Which lines below contain the word "screenshot"? Copy each one.

#### DATA RECORDS ####

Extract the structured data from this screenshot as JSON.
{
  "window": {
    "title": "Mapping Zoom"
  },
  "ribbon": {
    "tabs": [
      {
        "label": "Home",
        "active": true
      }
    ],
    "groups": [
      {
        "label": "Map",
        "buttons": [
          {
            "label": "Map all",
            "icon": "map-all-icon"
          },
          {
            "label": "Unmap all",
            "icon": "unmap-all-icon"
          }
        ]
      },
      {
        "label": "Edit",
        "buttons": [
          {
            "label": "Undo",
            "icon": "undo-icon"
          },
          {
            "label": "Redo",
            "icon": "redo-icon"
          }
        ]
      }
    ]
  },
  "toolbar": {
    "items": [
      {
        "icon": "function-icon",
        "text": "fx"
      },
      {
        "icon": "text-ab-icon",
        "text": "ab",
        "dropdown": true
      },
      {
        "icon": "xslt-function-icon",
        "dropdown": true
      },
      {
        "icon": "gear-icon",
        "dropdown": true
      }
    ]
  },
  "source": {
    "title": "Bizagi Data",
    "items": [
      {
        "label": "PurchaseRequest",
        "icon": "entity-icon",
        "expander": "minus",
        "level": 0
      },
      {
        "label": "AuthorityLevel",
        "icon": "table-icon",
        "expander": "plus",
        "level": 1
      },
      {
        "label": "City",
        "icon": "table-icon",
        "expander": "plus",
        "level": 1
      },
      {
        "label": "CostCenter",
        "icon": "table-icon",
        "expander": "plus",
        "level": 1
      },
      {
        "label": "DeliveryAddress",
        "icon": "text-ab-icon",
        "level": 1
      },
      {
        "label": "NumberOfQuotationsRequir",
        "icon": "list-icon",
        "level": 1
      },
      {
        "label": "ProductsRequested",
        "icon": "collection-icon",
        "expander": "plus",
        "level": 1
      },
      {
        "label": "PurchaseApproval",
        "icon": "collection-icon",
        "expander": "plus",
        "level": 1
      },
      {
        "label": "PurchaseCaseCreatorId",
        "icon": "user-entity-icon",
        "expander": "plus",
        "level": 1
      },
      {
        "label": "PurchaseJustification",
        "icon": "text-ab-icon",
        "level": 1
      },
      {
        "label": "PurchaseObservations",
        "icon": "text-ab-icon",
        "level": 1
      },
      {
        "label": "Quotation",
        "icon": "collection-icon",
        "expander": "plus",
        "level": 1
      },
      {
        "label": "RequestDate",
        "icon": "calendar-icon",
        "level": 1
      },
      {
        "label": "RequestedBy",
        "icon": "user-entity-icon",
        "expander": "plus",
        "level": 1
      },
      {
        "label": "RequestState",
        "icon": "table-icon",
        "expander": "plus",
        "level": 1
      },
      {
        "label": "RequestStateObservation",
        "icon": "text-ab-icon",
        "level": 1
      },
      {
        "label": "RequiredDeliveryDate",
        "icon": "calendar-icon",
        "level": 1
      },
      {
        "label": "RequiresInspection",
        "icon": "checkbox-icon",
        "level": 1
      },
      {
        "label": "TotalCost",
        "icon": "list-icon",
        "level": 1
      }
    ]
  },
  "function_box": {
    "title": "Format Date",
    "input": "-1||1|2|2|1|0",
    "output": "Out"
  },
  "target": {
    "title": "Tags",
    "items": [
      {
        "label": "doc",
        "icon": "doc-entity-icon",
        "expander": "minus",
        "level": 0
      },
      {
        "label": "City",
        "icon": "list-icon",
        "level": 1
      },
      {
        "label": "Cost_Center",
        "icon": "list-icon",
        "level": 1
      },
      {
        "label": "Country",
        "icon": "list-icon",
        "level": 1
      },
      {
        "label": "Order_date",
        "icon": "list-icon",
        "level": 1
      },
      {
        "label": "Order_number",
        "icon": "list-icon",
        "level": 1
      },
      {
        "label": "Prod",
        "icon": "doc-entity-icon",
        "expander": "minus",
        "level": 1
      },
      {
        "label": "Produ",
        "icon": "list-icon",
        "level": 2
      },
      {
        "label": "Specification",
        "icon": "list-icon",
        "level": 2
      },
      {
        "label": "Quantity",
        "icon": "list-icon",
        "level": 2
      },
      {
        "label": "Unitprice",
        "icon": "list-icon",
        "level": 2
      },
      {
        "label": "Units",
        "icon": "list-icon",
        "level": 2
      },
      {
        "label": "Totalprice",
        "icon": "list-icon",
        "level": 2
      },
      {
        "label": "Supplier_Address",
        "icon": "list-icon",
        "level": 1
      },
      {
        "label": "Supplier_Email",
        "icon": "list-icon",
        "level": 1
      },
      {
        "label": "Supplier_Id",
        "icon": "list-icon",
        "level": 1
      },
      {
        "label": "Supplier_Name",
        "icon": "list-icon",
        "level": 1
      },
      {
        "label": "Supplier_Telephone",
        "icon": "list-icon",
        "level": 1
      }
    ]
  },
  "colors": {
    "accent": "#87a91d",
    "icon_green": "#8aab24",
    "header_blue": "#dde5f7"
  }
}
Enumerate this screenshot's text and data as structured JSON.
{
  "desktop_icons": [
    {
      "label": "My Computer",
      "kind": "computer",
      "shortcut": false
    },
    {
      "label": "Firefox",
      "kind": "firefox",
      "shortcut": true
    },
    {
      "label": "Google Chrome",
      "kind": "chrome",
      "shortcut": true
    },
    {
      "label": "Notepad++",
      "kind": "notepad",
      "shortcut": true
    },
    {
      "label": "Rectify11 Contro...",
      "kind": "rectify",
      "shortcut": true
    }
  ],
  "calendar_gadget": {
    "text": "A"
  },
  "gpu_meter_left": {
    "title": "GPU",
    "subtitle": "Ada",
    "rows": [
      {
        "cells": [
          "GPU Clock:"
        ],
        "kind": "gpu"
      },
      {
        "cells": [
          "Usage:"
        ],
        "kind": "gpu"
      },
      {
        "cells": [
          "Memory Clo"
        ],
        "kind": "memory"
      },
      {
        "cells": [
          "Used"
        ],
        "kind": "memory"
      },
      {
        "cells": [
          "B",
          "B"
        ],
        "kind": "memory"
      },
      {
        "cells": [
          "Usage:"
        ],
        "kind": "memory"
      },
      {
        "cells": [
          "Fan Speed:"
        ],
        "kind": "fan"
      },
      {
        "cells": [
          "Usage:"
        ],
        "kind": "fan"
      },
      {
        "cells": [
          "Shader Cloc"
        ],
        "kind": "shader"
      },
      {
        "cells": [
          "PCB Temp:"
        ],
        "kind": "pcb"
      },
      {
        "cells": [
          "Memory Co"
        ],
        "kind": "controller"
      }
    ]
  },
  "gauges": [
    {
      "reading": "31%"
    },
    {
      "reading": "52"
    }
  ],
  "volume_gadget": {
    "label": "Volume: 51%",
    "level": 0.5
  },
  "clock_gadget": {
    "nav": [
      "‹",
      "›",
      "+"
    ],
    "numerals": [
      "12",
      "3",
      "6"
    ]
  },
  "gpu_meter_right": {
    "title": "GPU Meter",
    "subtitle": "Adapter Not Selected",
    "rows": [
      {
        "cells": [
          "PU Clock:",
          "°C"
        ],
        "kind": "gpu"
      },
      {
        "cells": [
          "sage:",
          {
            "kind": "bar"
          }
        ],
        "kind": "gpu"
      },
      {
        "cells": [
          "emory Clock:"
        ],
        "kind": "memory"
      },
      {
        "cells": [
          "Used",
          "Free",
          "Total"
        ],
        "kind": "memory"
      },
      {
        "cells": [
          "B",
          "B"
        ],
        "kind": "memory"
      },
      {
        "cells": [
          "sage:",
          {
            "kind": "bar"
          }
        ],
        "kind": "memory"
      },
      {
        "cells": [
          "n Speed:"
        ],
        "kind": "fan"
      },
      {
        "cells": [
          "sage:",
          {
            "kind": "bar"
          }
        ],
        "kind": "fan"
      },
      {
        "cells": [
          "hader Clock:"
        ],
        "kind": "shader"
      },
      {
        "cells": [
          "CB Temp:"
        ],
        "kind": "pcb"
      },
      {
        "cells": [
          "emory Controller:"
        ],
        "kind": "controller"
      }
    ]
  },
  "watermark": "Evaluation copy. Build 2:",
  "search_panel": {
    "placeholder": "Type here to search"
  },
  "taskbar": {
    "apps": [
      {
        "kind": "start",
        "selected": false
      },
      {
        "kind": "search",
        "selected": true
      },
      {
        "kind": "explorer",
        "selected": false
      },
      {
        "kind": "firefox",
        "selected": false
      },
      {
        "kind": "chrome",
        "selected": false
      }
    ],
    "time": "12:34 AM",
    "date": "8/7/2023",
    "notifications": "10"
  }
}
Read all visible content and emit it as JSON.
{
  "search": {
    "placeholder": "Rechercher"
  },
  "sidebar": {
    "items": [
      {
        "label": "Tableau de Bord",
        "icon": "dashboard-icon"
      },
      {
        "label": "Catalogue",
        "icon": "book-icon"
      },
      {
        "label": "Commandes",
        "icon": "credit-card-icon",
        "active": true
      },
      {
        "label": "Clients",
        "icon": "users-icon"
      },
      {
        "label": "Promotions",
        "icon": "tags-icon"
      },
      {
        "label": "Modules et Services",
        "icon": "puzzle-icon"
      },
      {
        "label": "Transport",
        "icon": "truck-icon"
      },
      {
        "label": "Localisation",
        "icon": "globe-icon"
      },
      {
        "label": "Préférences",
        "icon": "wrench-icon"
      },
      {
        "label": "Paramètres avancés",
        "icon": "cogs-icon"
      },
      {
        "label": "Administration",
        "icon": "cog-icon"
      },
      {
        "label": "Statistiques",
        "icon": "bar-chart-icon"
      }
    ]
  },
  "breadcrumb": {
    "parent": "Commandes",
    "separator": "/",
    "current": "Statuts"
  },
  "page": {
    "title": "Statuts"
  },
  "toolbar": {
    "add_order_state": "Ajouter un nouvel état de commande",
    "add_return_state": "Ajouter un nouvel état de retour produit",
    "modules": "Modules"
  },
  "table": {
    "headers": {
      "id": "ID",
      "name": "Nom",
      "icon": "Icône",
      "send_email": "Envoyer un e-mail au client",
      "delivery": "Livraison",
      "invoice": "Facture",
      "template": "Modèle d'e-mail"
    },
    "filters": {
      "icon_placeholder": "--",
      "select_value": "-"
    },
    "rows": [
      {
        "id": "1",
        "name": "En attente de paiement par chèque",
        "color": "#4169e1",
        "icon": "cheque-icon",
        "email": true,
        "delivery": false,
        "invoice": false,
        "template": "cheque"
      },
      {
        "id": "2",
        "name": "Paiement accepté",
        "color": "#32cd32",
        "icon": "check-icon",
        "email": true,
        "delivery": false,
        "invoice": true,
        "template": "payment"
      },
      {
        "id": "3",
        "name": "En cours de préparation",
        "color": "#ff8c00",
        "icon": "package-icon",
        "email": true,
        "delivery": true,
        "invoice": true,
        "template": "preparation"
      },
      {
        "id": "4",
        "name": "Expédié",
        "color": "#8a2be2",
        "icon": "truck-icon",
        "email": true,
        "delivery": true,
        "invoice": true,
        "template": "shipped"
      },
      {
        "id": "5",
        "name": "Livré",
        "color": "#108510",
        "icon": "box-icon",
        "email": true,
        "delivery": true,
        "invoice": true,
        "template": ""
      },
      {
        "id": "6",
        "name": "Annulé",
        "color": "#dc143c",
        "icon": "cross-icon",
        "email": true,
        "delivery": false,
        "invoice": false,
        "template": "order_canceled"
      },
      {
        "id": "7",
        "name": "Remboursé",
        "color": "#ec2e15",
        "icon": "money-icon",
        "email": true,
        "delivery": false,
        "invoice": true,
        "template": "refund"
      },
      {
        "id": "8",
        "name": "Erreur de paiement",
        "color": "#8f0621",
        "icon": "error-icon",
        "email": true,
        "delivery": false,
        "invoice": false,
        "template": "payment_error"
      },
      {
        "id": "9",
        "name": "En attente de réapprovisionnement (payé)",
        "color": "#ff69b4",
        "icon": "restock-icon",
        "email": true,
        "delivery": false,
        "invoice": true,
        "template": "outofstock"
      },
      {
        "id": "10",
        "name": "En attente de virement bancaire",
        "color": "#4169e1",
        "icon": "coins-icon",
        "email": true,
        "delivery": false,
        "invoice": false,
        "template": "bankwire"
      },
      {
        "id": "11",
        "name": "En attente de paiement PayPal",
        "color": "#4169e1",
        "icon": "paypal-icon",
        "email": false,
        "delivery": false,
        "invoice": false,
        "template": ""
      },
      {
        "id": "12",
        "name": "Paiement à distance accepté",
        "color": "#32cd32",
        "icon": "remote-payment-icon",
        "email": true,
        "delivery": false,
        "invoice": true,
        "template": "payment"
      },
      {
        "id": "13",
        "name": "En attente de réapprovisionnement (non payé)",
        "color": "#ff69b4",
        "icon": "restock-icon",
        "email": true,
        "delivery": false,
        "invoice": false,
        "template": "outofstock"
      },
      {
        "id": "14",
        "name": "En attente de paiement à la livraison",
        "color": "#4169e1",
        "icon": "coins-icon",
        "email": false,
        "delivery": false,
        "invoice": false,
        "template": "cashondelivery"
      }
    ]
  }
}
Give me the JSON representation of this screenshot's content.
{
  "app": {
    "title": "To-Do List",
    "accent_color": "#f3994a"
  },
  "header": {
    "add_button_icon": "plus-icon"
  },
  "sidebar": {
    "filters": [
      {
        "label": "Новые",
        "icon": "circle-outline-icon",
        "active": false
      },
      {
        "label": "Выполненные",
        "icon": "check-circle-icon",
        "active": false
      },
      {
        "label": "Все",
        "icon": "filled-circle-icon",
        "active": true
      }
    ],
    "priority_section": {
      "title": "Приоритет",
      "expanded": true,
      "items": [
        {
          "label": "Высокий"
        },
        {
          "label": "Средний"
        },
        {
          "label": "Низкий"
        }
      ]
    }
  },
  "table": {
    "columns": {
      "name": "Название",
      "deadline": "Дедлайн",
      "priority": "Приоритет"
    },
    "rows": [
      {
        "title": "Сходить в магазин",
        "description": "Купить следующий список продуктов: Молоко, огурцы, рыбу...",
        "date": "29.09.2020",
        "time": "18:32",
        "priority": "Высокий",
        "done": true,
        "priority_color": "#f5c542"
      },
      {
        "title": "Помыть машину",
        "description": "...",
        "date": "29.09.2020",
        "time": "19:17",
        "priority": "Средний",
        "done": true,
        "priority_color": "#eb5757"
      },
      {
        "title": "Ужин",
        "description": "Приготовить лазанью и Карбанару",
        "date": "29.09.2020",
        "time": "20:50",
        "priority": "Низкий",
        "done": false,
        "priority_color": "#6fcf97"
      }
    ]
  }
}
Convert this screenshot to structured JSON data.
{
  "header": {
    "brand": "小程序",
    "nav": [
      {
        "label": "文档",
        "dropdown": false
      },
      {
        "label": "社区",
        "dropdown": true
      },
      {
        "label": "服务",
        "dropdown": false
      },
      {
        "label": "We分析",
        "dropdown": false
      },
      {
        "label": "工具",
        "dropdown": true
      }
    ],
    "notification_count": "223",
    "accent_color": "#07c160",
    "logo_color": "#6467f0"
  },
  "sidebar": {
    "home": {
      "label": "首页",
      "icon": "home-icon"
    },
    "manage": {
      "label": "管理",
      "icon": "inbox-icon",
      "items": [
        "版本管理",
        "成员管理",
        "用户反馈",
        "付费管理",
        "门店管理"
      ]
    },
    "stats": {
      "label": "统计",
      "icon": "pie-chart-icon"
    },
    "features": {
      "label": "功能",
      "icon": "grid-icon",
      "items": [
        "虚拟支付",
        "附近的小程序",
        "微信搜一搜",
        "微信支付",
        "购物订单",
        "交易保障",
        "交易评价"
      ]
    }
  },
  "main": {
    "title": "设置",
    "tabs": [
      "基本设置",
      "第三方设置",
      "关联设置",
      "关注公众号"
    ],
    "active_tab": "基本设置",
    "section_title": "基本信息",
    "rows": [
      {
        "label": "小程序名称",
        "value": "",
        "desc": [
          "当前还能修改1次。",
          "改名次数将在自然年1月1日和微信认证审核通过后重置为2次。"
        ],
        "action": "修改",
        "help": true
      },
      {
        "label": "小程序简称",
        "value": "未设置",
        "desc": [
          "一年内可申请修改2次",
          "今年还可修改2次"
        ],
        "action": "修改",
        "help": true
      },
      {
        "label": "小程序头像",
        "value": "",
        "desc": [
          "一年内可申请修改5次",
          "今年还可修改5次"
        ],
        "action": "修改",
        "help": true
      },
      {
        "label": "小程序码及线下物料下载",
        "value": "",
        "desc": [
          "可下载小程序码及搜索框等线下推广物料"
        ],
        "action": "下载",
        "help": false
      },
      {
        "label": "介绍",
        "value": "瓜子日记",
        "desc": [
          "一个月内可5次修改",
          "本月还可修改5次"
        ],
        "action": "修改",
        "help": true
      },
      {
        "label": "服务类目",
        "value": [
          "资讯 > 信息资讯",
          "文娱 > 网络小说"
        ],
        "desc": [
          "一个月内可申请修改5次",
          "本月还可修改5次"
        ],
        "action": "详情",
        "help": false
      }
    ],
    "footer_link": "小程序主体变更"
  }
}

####

**ANSWER BOX**
Extract the structured data from this screenshot as JSON.
Enumerate this screenshot's text and data as structured JSON.
Give me the JSON representation of this screenshot's content.
Convert this screenshot to structured JSON data.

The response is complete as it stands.